Accessibility in web design means creating web pages that everyone can use, regardless of hardware, software, or any sensory or physical impairment.
These people need access to web pages, and as a web developer, you need to know about accessibility.
The Handbook on WordPress Accessibility is in the making, so here is some information to get you started.
Read the Theme Handbook on Accessibility Guidelines and learn about controls, forms, heading structure, use of colour, skip links and use of media.
On the Make WordPress Accessible site you can find a list of Useful tools for accessibility testing.
Sometimes, the simplest thing you can do is to create a more readable page. Reading from a screen is much harder than reading a printed page. Crowded text, lots of images, a jumble of font styles, and too much information makes a page very difficult to read.
While developing your WordPress site, take extra time to pay attention to the white space or "empty" space around the different elements on the page. Make sure the fonts are large enough to be readable. Position navigation elements in logical and consistent places.
Also bear in mind that some your visitors may have dyslexia or may not use the same first language as you do. Keep sentences short and simple. Try to avoid abbreviations unless you explain them first.
Is your page still readable when you increase the text size using the browser's text zoom options? Do any of the non-text elements on the page create a distraction?
If there are animations or movement on the page, consider stopping these elements' movement.
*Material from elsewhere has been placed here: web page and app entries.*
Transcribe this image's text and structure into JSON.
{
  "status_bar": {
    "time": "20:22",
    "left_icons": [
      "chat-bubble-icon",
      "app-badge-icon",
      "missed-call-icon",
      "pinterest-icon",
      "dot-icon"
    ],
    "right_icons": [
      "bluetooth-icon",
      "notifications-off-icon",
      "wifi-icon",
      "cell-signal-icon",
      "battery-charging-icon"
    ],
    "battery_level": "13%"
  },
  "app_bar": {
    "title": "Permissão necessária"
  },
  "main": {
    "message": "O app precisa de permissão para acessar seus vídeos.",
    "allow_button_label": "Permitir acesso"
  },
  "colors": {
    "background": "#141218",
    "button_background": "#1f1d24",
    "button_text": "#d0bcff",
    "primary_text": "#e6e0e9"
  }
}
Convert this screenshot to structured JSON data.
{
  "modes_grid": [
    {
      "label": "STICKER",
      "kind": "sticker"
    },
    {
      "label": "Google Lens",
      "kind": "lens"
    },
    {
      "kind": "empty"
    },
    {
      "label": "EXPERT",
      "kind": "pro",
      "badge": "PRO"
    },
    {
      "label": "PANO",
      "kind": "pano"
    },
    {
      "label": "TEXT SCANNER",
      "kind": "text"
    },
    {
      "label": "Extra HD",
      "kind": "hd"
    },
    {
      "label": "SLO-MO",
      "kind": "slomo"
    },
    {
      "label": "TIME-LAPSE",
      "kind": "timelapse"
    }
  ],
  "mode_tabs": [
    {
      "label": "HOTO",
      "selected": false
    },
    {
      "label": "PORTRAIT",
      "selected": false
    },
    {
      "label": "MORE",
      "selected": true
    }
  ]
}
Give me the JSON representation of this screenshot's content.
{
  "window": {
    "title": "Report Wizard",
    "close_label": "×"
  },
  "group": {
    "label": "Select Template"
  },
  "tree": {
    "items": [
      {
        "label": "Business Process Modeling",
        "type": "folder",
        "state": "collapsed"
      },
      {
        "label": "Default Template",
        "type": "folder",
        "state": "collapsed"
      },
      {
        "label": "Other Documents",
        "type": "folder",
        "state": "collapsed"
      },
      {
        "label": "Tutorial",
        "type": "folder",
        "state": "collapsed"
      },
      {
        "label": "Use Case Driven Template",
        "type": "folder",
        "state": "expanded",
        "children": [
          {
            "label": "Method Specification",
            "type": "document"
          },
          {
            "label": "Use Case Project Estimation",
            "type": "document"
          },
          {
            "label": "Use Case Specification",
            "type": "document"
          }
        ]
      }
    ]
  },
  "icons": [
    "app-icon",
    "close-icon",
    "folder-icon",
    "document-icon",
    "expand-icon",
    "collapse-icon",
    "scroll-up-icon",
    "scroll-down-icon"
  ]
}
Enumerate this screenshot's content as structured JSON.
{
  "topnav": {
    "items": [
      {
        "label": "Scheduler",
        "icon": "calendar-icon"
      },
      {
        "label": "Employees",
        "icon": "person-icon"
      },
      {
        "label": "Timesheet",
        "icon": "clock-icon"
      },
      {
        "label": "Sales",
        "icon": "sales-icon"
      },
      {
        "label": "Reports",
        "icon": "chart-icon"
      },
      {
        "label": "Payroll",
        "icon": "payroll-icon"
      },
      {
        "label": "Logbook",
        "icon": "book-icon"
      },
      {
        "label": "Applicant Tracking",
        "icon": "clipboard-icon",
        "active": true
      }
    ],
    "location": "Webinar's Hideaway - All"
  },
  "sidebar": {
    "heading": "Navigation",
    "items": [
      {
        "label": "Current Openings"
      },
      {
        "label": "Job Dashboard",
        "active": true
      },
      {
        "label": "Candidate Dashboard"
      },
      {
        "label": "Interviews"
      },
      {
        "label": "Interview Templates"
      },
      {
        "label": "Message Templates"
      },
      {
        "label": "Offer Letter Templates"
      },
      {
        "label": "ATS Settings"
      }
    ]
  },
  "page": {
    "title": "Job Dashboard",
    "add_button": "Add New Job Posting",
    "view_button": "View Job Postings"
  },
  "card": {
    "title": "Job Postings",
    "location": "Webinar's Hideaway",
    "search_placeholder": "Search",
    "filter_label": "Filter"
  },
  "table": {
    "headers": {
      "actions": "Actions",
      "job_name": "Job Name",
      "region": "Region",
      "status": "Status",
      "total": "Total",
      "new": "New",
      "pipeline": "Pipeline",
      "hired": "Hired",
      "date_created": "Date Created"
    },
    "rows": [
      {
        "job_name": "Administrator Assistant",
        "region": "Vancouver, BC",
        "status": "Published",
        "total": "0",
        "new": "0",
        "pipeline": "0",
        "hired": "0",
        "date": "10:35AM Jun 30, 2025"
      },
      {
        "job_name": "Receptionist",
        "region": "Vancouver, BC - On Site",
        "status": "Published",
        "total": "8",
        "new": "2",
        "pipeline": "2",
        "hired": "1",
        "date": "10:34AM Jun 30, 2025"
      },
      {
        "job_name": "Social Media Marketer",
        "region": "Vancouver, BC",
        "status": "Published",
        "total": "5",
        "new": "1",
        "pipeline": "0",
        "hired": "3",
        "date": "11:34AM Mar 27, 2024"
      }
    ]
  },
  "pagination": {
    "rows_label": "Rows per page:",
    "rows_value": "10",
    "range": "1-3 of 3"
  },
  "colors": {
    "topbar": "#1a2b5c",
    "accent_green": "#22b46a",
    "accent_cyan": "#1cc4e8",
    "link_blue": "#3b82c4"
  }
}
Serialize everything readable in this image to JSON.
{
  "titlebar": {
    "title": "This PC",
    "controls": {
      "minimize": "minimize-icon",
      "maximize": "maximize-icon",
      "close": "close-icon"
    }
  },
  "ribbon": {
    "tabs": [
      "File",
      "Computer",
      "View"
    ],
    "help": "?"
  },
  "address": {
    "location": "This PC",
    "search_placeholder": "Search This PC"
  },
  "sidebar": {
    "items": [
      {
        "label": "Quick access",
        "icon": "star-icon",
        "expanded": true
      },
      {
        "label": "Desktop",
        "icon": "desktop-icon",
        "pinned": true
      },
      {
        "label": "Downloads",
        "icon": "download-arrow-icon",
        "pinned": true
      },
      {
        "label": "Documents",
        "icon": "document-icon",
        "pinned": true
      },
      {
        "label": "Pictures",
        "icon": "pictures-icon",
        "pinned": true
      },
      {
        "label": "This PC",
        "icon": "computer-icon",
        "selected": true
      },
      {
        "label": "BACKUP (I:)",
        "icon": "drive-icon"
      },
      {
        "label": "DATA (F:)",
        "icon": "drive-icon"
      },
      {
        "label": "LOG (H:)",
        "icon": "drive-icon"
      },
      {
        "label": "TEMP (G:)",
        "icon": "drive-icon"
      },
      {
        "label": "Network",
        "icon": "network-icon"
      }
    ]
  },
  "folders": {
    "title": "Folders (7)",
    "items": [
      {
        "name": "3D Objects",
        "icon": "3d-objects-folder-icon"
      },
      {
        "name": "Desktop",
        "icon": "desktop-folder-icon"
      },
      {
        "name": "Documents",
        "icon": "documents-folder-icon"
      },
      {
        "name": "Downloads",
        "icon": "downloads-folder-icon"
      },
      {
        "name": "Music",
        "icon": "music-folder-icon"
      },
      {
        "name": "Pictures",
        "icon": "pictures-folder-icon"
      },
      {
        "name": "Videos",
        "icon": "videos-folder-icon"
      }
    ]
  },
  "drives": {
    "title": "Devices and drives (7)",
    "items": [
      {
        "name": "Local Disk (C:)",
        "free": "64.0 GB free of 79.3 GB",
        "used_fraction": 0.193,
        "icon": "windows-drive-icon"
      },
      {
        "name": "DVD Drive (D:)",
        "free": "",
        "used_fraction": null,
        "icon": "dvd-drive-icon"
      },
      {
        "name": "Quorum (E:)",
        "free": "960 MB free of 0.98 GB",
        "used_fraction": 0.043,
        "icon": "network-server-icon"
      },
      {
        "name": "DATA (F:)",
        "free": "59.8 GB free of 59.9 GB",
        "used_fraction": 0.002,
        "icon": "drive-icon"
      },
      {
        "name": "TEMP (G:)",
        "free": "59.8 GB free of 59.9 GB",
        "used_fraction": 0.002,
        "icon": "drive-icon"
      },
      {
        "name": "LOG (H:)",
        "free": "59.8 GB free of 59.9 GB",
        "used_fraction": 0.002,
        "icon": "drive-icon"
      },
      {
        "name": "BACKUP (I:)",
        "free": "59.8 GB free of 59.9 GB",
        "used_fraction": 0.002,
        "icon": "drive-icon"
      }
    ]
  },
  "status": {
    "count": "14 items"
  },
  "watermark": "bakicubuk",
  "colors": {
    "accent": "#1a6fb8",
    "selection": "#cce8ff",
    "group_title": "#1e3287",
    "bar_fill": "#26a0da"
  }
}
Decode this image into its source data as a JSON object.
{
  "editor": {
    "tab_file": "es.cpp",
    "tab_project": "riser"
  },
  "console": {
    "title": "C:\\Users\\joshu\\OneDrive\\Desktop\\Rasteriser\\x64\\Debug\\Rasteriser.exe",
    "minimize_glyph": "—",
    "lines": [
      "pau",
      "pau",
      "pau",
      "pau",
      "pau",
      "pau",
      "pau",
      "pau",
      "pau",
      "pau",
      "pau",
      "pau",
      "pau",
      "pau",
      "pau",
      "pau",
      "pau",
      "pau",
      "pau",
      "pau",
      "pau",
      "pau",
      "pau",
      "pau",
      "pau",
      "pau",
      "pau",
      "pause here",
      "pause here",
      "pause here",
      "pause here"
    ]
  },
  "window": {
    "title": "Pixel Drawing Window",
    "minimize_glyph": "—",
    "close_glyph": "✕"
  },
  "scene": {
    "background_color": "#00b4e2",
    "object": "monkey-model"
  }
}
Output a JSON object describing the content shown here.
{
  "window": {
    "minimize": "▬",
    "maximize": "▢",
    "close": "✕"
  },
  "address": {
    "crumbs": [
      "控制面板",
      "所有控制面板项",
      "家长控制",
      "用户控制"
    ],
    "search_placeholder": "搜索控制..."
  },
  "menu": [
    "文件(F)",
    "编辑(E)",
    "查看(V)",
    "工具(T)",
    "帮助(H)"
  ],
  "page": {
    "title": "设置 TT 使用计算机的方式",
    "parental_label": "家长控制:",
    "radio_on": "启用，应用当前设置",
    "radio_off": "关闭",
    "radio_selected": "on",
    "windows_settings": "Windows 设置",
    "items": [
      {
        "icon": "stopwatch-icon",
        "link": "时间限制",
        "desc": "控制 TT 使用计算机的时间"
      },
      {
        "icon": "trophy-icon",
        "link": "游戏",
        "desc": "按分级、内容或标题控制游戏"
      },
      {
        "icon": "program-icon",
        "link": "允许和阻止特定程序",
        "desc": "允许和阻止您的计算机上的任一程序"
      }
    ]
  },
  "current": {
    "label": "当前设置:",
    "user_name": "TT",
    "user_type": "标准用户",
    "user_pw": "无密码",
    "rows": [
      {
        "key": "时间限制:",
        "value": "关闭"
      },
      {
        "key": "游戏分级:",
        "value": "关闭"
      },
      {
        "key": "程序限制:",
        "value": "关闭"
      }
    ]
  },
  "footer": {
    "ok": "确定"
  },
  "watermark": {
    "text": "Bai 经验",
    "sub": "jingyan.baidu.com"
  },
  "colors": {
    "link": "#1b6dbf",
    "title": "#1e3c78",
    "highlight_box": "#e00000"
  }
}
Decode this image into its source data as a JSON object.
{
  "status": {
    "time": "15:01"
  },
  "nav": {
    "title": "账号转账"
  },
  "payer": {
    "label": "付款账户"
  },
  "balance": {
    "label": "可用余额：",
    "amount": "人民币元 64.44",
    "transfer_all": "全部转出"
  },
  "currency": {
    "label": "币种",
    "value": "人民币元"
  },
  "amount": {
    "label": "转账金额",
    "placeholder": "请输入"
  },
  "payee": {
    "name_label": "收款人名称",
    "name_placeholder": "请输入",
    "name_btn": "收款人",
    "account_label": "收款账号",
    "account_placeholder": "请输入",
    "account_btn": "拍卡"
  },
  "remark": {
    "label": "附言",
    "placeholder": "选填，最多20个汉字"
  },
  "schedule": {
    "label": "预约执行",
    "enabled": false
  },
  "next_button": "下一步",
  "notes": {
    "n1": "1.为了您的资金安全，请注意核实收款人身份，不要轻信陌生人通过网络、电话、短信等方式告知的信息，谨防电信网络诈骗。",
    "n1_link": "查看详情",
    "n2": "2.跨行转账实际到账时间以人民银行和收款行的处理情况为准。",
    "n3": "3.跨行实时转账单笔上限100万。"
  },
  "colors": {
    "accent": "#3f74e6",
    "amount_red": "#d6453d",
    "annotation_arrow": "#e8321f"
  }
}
Distractions from animation can be a serious issues for many visitors.
On Make WordPress Accessible you can find information about the team and the work they do.
How you can help: